This blog takes a brief look at what is happening in the world of wildcat conservation, and at the re-introduction of other species with widespread popular appeal, known as “charismatic” species.
The Scottish Wildcat Conservation Action Plan
Urgent action is needed to save Scotland’s remaining wildcats. Numbers are in decline, mainly through hybridisation with domestic cats.
The Scottish Wildcat Conservation Action Plan (2013-19) aims to be the foundation of a plan to restore viable populations. There are currently no reliable population estimates for the number of wildcats in Scotland – they are difficult to see and distinguish from hybrids. Surveys have established that they mainly live north of the Highland Boundary Fault line.
Research in 2014 suggested there were between 100 and 300 Scottish wildcats left, and the results are currently being analysed of a Scottish Wildcat Action survey of priority areas using 347 trail cameras, the largest survey ever conducted for this species.
This Conservation Action Plan is co-ordinated by Scottish Natural Heritage and is owned by the Scottish Wildcat Conservation Action Group. The plan has been developed in consultation with other experts involved in wildcat conservation.
Scottish wildcats are a European Protected Species and are fully protected under the Conservation (Natural Habitats, &c.) Regulations 1994 (as amended) or the “Habitats Regulations”, as they are usually referred to.

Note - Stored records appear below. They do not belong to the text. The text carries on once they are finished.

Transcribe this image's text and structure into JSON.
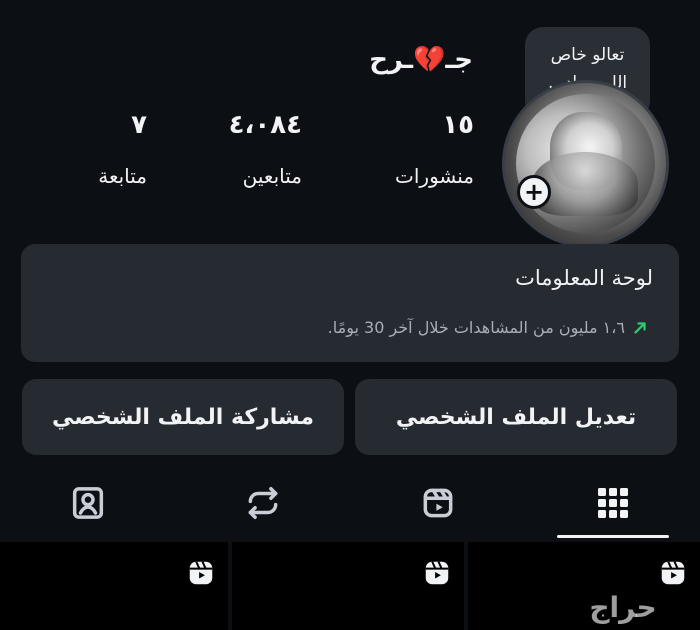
{
  "profile": {
    "name_left": "جـ",
    "name_heart": "💔",
    "name_right": "ـرح",
    "note": "تعالو خاص\nاللي صاد…",
    "stats": {
      "posts": {
        "value": "١٥",
        "label": "منشورات"
      },
      "followers": {
        "value": "٤،٠٨٤",
        "label": "متابعين"
      },
      "following": {
        "value": "٧",
        "label": "متابعة"
      }
    }
  },
  "dashboard": {
    "title": "لوحة المعلومات",
    "subtitle": "١،٦ مليون من المشاهدات خلال آخر 30 يومًا."
  },
  "actions": {
    "edit_profile": "تعديل الملف الشخصي",
    "share_profile": "مشاركة الملف الشخصي"
  },
  "tabs": [
    {
      "name": "grid",
      "icon": "grid-icon",
      "selected": true
    },
    {
      "name": "reels",
      "icon": "reels-icon",
      "selected": false
    },
    {
      "name": "reposts",
      "icon": "repost-icon",
      "selected": false
    },
    {
      "name": "tagged",
      "icon": "tagged-icon",
      "selected": false
    }
  ],
  "grid": {
    "items": [
      {
        "type": "reel",
        "icon": "reels-icon"
      },
      {
        "type": "reel",
        "icon": "reels-icon"
      },
      {
        "type": "reel",
        "icon": "reels-icon"
      }
    ]
  },
  "watermark": {
    "text": "حراج"
  },
  "colors": {
    "background": "#0c0f14",
    "card": "#262a31",
    "text": "#f2f3f5",
    "muted": "#a8aeb7",
    "trend": "#2ecc71",
    "heart": "#ff3b5a"
  }
}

This means it is an offence to deliberately or recklessly:
- capture, injure, kill or harass a wildcat
- disturb a wildcat in a den or any other structure or place it uses for shelter or protection

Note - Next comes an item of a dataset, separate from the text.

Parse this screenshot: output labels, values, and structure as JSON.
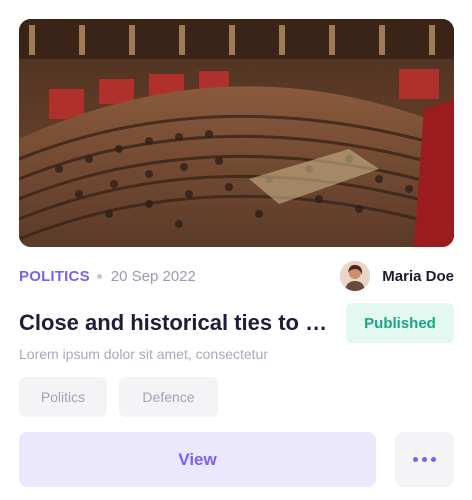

- disturb a wildcat while it is rearing or otherwise caring for its young
- obstruct access to a den or other structure or place wildcats use for shelter or protection or otherwise deny the animal use of that place.
Top threats to wildcats and priority conservation actions
Hybridisation, or inter-breeding, is when Scottish wildcats breed with domestic cats or hybrids of the two and produce fertile offspring. This is the main threat to Scottish wildcats, as the offspring are a mixture both in their appearance and genetically. Without intervention, hybridisation could cause the loss of the wildcat as a distinct species.
Other threats include disease, particularly disease spread from feral cats, and accidental persecution if they are confused with feral cats.
Priority areas for wildcat conservation, as well as work to better understand the population status, are
- the neutering and vaccinating of feral cats
- encouraging pet owners to microchip their cats
- working with land managers to train them how to identify wildcats.
A conservation breeding programme has also begun at the Royal Zoological Society of Scotland for later releasing into the wild to bolster population numbers.
Re-introduction of other “charismatic” species
There have been broader calls to re-introduce other ‘charismatic’ species, such as beaver and lynx. There are plans under development to re-introduce lynx to the Kielder Forest on the Anglo-Scottish border by the Lynx UK Trust, where six Eurasian lynxes could be imported from Sweden. The Scottish Government is being consulted on this and it is still under consideration.
Legal protection of beavers
In 2009, the first wild beavers were released in Scotland in over 400 years under the Scottish Beaver Trial in Knapdale Forest in Argyll. The Scottish Government announced in 2016 that these beavers will remain in Scotland and are preparing to provide beavers in Scotland with legal protection, subject to a Parliamentary vote. This work ought to be completed by the end of this year. Legal protection would classify beavers as a European Protected Species This means it would be an offence to kill or injure any beaver, or deliberately disturb a beaver during breeding or rearing periods. Breeding and resting sites would also be protected.